After a Take Action inquiry, a CPCNet spokeswoman said the company would cancel the $400-plus charges from the first of May.

'There has been a series of miscommunication,' she said. 'We have contacted him several times to remind him that it is company policy for clients to sign a termination form but he has only sent us written notices.

'However, he has been a long-time customer and we respect his wishes and want to keep him happy. We will waive the charges from May 1.'

A Mid-Levels reader was sent a Buildings Department order to demolish several small illegal structures at his home, which he accepted.

He was then sent an order by the Environmental Protection Department that he must hire a demolition specialist because of a potential asbestos hazard, even though all the illegal concrete slabs in the outer walls of his 15th floor unit were made of concrete without asbestos.

'I was just puzzled because I have no asbestos structures,' he said. 'However, there is a canopy made of asbestos corrugated cement sheets outside the floor below me. I suspect the Environmental Protection Department has simply counted the wrong floor because my building does not have a 13th floor.'

After a Take Action inquiry, several Environmental Protection Department inspectors went to check on the reader's unit and the one below him on the 14th floor. They have confirmed the asbestos canopy belongs to the 14th floor unit and have apologised for the error.

However, a department spokeswoman denied it was a mistake because a letter of notice had been sent to the tenants on the 14th floor unit as well.

'No mistakes were made,' she said. 'The department conducted an inspection [on the 14th floor] on July 20, 2006 and found a canopy made of asbestos corrugated cement sheets. It is intact and has been there for some time.

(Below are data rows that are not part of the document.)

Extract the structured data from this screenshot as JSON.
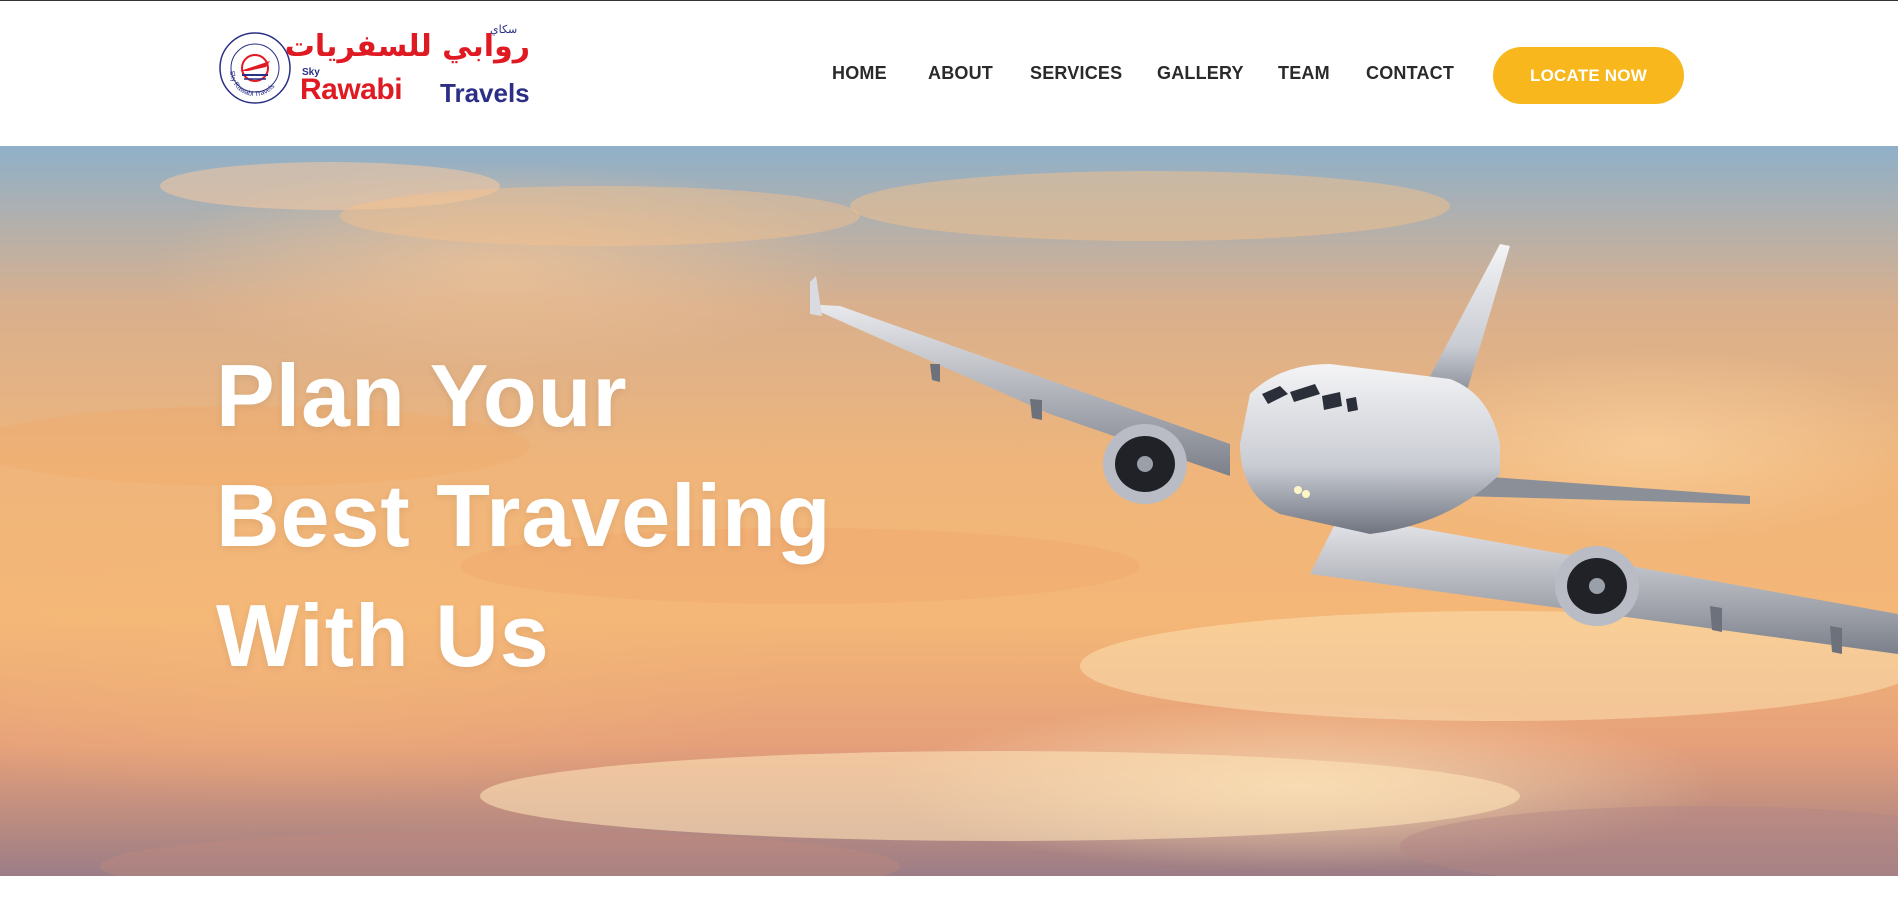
{
  "brand": {
    "arabic_name": "روابي للسفريات",
    "arabic_sky": "سكاي",
    "sky": "Sky",
    "name_primary": "Rawabi",
    "name_secondary": "Travels",
    "seal_text": "Sky Rawabi Travels",
    "colors": {
      "red": "#e01a22",
      "blue": "#2b2f85"
    }
  },
  "nav": {
    "items": [
      {
        "label": "HOME"
      },
      {
        "label": "ABOUT"
      },
      {
        "label": "SERVICES"
      },
      {
        "label": "GALLERY"
      },
      {
        "label": "TEAM"
      },
      {
        "label": "CONTACT"
      }
    ],
    "cta_label": "LOCATE NOW",
    "cta_color": "#f7b71d"
  },
  "hero": {
    "title_lines": [
      "Plan Your",
      "Best Traveling",
      "With Us"
    ],
    "image_icon": "airplane-in-sunset-sky"
  }
}
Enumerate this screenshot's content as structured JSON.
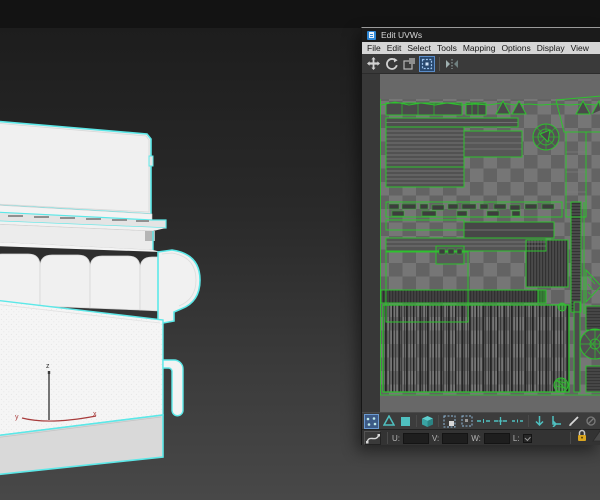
{
  "uvw_window": {
    "title": "Edit UVWs",
    "menus": [
      "File",
      "Edit",
      "Select",
      "Tools",
      "Mapping",
      "Options",
      "Display",
      "View"
    ],
    "toolbar_icons": [
      "move",
      "rotate",
      "scale",
      "freeform-mode",
      "mirror"
    ],
    "selection_icons": [
      "vertex",
      "edge",
      "face",
      "element",
      "grow-selection",
      "shrink-selection",
      "select-edge-loop",
      "select-edge-ring",
      "paint-select",
      "align-h",
      "align-v",
      "relax-brush",
      "loop-disabled",
      "ring-disabled"
    ],
    "transform_row": {
      "soft_selection_icon": "soft-selection-curve",
      "u_label": "U:",
      "u_value": "",
      "v_label": "V:",
      "v_value": "",
      "w_label": "W:",
      "w_value": "",
      "l_label": "L:",
      "l_checked": true,
      "lock_icon": "lock",
      "peel_icon": "quick-peel"
    }
  },
  "viewport": {
    "axis_labels": {
      "x": "x",
      "y": "y",
      "z": "z"
    }
  },
  "colors": {
    "uv_wire_green": "#2ec22e",
    "selection_cyan": "#5ce8e8",
    "teal_icon": "#4fc0c0",
    "checker_light": "#767676",
    "checker_dark": "#636363",
    "title_icon_blue": "#2e86d4",
    "lock_gold": "#d9a520"
  }
}
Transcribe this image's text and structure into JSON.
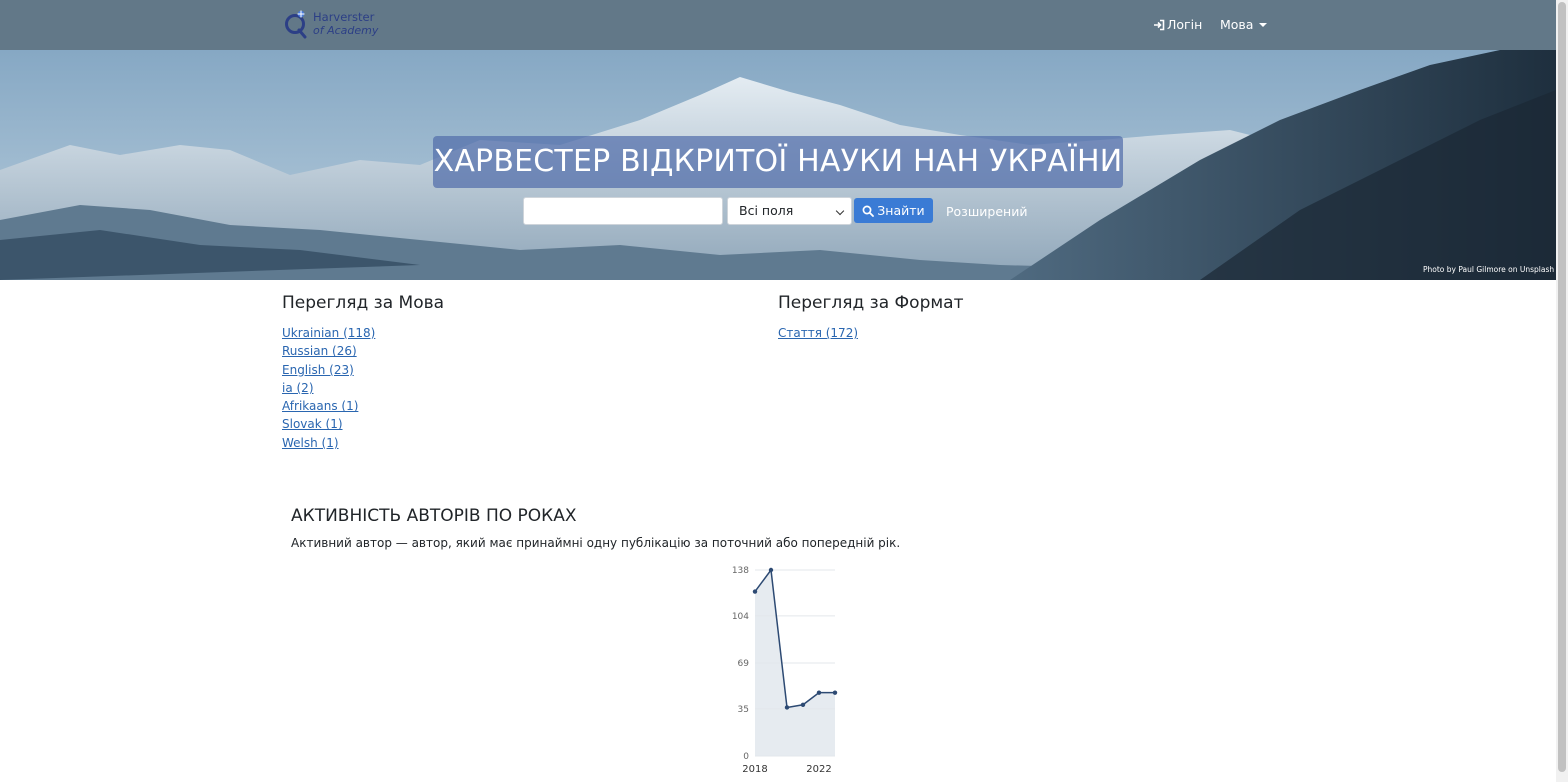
{
  "nav": {
    "logo_line1": "Harverster",
    "logo_line2": "of Academy",
    "login": "Логін",
    "language": "Мова"
  },
  "hero": {
    "title": "ХАРВЕСТЕР ВІДКРИТОЇ НАУКИ НАН УКРАЇНИ",
    "search_value": "",
    "search_scope": "Всі поля",
    "search_button": "Знайти",
    "advanced": "Розширений",
    "photo_credit": "Photo by Paul Gilmore on Unsplash"
  },
  "facets": {
    "language": {
      "title": "Перегляд за Мова",
      "items": [
        "Ukrainian (118)",
        "Russian (26)",
        "English (23)",
        "ia (2)",
        "Afrikaans (1)",
        "Slovak (1)",
        "Welsh (1)"
      ]
    },
    "format": {
      "title": "Перегляд за Формат",
      "items": [
        "Стаття (172)"
      ]
    }
  },
  "activity": {
    "title": "АКТИВНІСТЬ АВТОРІВ ПО РОКАХ",
    "description": "Активний автор — автор, який має принаймні одну публікацію за поточний або попередній рік."
  },
  "chart_data": {
    "type": "area",
    "title": "",
    "xlabel": "",
    "ylabel": "",
    "x": [
      2018,
      2019,
      2020,
      2021,
      2022,
      2023
    ],
    "values": [
      122,
      138,
      36,
      38,
      47,
      47
    ],
    "xticks": [
      "2018",
      "2022"
    ],
    "yticks": [
      "0",
      "35",
      "69",
      "104",
      "138"
    ],
    "ylim": [
      0,
      138
    ],
    "grid": true,
    "line_color": "#2d4a73",
    "fill_color": "#e6ebf0"
  }
}
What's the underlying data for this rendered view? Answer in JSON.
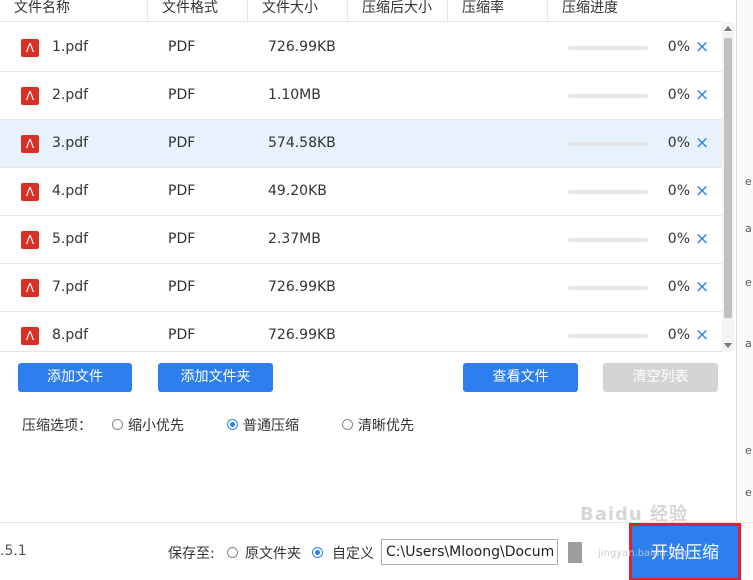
{
  "table": {
    "headers": [
      "文件名称",
      "文件格式",
      "文件大小",
      "压缩后大小",
      "压缩率",
      "压缩进度"
    ],
    "rows": [
      {
        "icon": "pdf-icon",
        "name": "1.pdf",
        "format": "PDF",
        "size": "726.99KB",
        "progress": "0%",
        "selected": false
      },
      {
        "icon": "pdf-icon",
        "name": "2.pdf",
        "format": "PDF",
        "size": "1.10MB",
        "progress": "0%",
        "selected": false
      },
      {
        "icon": "pdf-icon",
        "name": "3.pdf",
        "format": "PDF",
        "size": "574.58KB",
        "progress": "0%",
        "selected": true
      },
      {
        "icon": "pdf-icon",
        "name": "4.pdf",
        "format": "PDF",
        "size": "49.20KB",
        "progress": "0%",
        "selected": false
      },
      {
        "icon": "pdf-icon",
        "name": "5.pdf",
        "format": "PDF",
        "size": "2.37MB",
        "progress": "0%",
        "selected": false
      },
      {
        "icon": "pdf-icon",
        "name": "7.pdf",
        "format": "PDF",
        "size": "726.99KB",
        "progress": "0%",
        "selected": false
      },
      {
        "icon": "pdf-icon",
        "name": "8.pdf",
        "format": "PDF",
        "size": "726.99KB",
        "progress": "0%",
        "selected": false
      }
    ],
    "remove_icon": "×"
  },
  "buttons": {
    "add_file": "添加文件",
    "add_folder": "添加文件夹",
    "view_files": "查看文件",
    "clear_list": "清空列表"
  },
  "options": {
    "label": "压缩选项：",
    "items": [
      {
        "label": "缩小优先",
        "checked": false
      },
      {
        "label": "普通压缩",
        "checked": true
      },
      {
        "label": "清晰优先",
        "checked": false
      }
    ]
  },
  "footer": {
    "version": ".5.1",
    "save_to_label": "保存至:",
    "save_options": [
      {
        "label": "原文件夹",
        "checked": false
      },
      {
        "label": "自定义",
        "checked": true
      }
    ],
    "path_value": "C:\\Users\\Mloong\\Documents",
    "start_button": "开始压缩"
  },
  "side_glyphs": [
    "e",
    "a",
    "e",
    "a",
    "e",
    "e"
  ],
  "watermark": {
    "text": "Baidu 经验",
    "sub": "jingyan.baidu.com"
  },
  "colors": {
    "accent": "#2d7ff0",
    "selected_row": "#e8f2fc",
    "pdf_icon": "#d93025",
    "highlight_border": "#e0202c",
    "disabled_button": "#d4d4d4"
  }
}
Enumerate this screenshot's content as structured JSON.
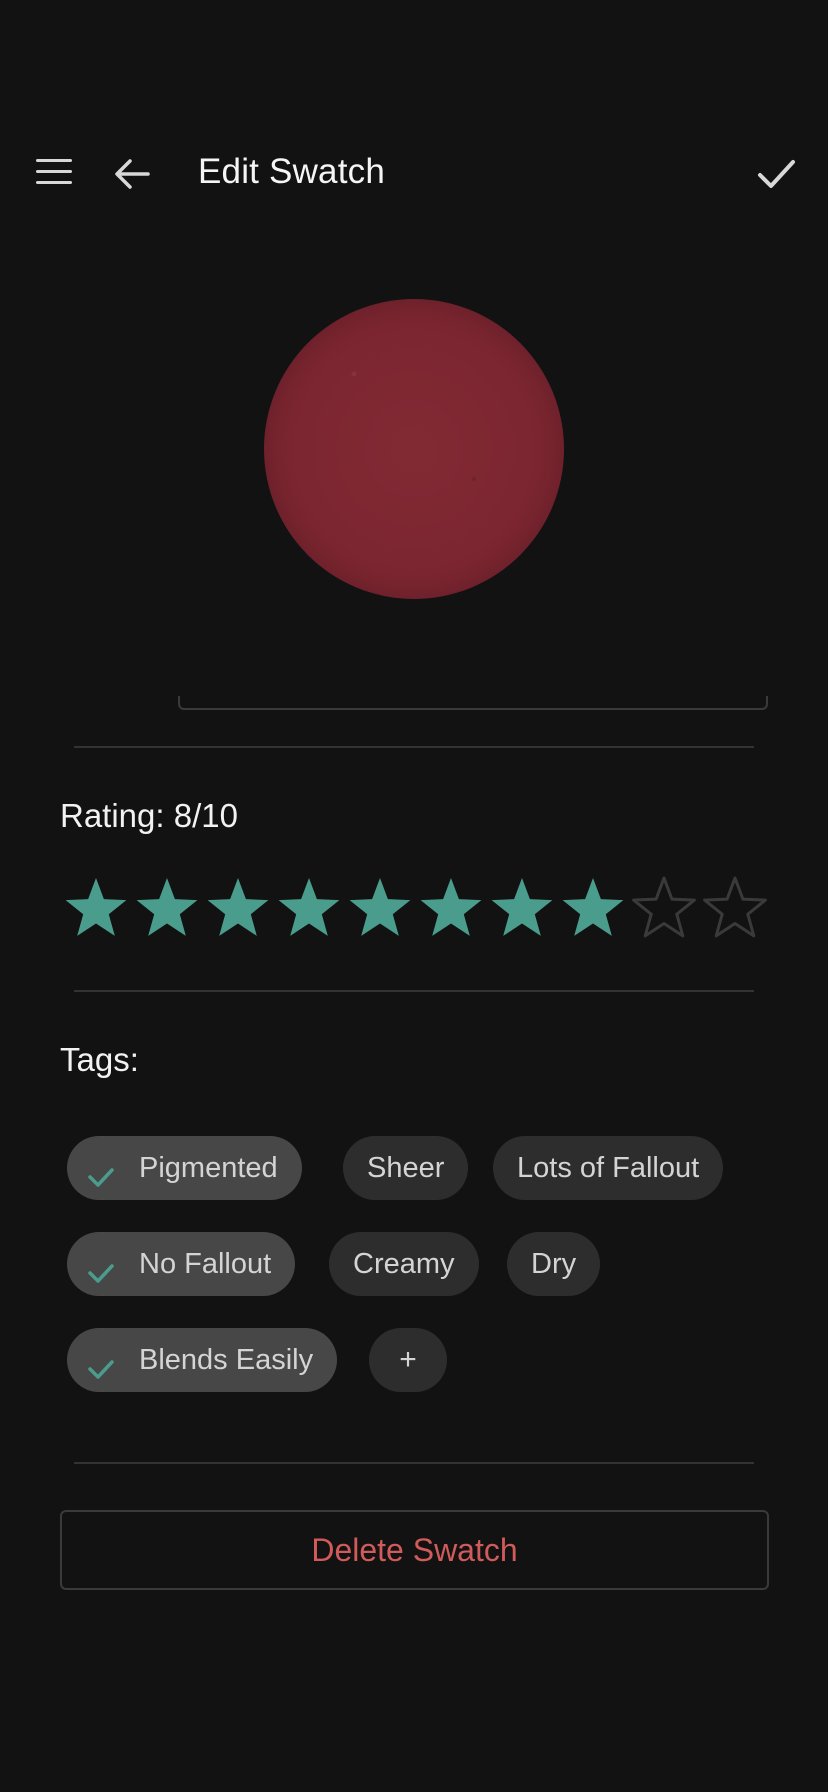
{
  "header": {
    "title": "Edit Swatch",
    "menu_icon": "hamburger-menu-icon",
    "back_icon": "arrow-left-icon",
    "save_icon": "checkmark-icon"
  },
  "swatch": {
    "color": "#7f2832"
  },
  "rating": {
    "label": "Rating: 8/10",
    "value": 8,
    "max": 10,
    "filled_color": "#4a9c8c",
    "empty_color": "#3a3a3a"
  },
  "tags": {
    "label": "Tags:",
    "items": [
      {
        "label": "Pigmented",
        "selected": true
      },
      {
        "label": "Sheer",
        "selected": false
      },
      {
        "label": "Lots of Fallout",
        "selected": false
      },
      {
        "label": "No Fallout",
        "selected": true
      },
      {
        "label": "Creamy",
        "selected": false
      },
      {
        "label": "Dry",
        "selected": false
      },
      {
        "label": "Blends Easily",
        "selected": true
      }
    ],
    "add_label": "+",
    "check_color": "#4a9c8c"
  },
  "delete_button": {
    "label": "Delete Swatch",
    "color": "#d15a5a"
  }
}
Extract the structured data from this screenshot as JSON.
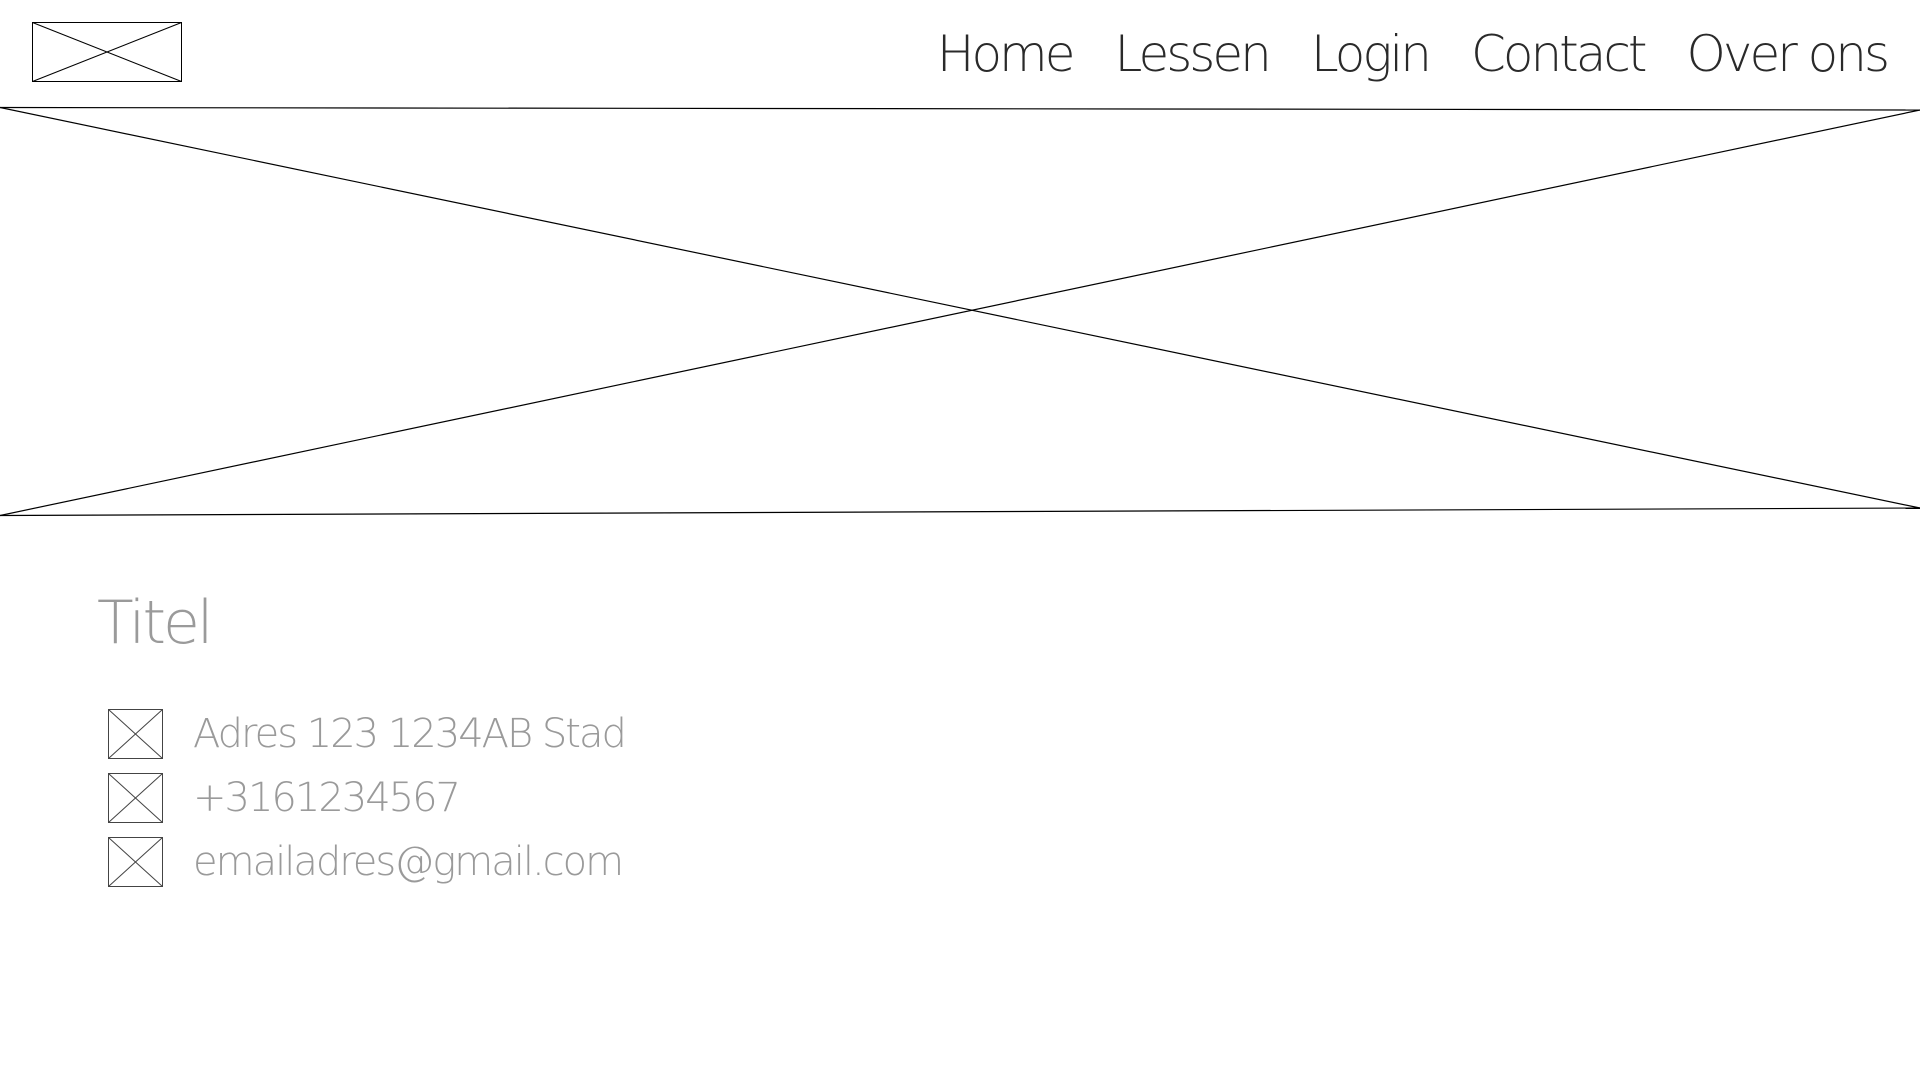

'Unless it is being disturbed or dismantled improperly, this asbestos-containing canopy roofing material presents no imminent risk to public health. The inspection on July 20 did not reveal any illegal works involving the canopy.

'As is our usual practice, we have issued a written notice to the owner about the presence of asbestos in his premises subsequently and advised him to engage a registered asbestos contractor to dismantle or carry out any works involving the canopy.'